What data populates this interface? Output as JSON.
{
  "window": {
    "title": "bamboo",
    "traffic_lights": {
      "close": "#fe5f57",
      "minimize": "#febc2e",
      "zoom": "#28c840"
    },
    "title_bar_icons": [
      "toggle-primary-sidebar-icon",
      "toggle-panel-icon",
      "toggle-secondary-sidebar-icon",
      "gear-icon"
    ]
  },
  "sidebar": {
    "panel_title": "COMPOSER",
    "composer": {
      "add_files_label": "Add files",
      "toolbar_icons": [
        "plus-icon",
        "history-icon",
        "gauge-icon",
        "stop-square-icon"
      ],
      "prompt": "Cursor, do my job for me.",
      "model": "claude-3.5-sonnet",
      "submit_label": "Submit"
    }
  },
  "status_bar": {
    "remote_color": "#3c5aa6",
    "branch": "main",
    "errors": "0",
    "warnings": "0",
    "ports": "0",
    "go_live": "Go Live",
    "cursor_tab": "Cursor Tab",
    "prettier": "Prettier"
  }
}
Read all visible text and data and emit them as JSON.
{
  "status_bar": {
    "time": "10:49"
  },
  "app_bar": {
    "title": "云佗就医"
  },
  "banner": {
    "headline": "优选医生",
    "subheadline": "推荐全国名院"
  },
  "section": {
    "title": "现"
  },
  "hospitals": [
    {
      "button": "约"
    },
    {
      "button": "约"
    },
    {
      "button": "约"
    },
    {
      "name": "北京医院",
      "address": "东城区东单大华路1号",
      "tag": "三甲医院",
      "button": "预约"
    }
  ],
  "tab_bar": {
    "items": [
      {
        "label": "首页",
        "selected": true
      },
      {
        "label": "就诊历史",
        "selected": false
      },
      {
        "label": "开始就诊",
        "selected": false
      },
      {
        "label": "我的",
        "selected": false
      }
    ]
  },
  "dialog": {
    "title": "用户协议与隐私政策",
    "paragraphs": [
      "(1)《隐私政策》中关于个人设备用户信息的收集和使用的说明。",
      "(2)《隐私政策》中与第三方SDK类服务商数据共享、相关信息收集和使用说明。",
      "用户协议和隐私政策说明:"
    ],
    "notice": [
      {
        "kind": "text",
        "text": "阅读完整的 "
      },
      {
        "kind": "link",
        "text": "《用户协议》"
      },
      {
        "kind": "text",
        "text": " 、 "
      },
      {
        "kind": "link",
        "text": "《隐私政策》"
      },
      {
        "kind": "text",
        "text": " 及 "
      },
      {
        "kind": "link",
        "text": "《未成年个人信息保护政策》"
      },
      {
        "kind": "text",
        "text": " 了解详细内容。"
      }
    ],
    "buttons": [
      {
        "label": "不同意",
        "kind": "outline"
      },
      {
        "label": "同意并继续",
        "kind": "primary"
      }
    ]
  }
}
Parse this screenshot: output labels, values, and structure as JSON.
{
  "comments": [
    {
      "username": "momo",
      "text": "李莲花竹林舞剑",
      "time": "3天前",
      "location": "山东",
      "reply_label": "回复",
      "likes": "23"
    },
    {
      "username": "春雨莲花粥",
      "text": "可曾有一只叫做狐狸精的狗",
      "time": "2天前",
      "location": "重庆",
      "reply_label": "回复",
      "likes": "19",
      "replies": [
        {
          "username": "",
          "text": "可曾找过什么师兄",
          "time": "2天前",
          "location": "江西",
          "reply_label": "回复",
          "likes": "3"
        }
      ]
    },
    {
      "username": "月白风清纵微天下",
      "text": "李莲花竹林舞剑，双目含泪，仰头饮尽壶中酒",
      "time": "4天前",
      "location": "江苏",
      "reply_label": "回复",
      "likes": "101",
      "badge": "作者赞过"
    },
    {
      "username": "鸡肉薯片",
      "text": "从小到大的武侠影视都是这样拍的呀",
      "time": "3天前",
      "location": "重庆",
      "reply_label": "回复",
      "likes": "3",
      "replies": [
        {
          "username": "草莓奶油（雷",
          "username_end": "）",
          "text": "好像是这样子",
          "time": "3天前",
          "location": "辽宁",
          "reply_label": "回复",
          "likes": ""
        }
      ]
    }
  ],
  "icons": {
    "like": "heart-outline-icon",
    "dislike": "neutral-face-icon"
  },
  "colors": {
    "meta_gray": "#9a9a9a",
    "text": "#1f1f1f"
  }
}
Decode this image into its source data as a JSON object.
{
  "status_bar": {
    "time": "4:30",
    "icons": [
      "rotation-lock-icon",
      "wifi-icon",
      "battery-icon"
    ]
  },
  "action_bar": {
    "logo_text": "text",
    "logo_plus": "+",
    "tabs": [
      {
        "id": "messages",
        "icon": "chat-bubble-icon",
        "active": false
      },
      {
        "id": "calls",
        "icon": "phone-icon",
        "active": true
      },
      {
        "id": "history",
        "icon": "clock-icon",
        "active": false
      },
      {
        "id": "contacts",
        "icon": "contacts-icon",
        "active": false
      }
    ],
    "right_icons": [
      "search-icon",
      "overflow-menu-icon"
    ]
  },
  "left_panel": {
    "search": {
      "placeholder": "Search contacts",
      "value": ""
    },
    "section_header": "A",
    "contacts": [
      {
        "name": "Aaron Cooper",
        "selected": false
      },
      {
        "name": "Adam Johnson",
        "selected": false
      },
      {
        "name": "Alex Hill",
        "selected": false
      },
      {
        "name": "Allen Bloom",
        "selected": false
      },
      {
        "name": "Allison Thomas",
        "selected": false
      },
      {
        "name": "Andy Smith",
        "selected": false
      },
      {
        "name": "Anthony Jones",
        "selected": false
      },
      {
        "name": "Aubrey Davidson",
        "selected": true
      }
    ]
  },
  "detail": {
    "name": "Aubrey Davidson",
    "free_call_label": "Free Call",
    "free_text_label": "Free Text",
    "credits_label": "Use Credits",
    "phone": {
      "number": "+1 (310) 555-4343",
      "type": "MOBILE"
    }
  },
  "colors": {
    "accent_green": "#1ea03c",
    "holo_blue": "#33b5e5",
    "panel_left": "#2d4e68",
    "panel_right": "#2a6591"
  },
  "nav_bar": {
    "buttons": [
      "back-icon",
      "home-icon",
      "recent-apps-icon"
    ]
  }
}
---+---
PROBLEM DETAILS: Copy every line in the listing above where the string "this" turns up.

FINAL ANSWER:
What data populates this interface? Output as JSON.
Parse this screenshot: output labels, values, and structure as JSON.
Decode this image into its source data as a JSON object.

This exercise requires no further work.